● **To do**: The records below need retyping in full; give them again exactly.

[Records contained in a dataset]
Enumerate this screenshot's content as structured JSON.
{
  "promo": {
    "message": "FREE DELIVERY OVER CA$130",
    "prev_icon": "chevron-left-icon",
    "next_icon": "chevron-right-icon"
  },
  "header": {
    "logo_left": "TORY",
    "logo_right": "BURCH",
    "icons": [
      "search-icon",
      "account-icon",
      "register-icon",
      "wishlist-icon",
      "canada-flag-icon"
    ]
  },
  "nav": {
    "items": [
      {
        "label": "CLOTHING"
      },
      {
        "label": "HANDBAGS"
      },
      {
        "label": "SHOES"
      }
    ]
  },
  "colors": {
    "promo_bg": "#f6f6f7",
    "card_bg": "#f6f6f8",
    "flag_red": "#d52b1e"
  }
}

● **Response to this task**:
Enumerate this screenshot's content as structured JSON.
{
  "promo": {
    "message": "FREE DELIVERY OVER CA$130",
    "prev_icon": "chevron-left-icon",
    "next_icon": "chevron-right-icon"
  },
  "header": {
    "logo_left": "TORY",
    "logo_right": "BURCH",
    "icons": [
      "search-icon",
      "account-icon",
      "register-icon",
      "wishlist-icon",
      "canada-flag-icon"
    ]
  },
  "nav": {
    "items": [
      {
        "label": "CLOTHING"
      },
      {
        "label": "HANDBAGS"
      },
      {
        "label": "SHOES"
      }
    ]
  },
  "colors": {
    "promo_bg": "#f6f6f7",
    "card_bg": "#f6f6f8",
    "flag_red": "#d52b1e"
  }
}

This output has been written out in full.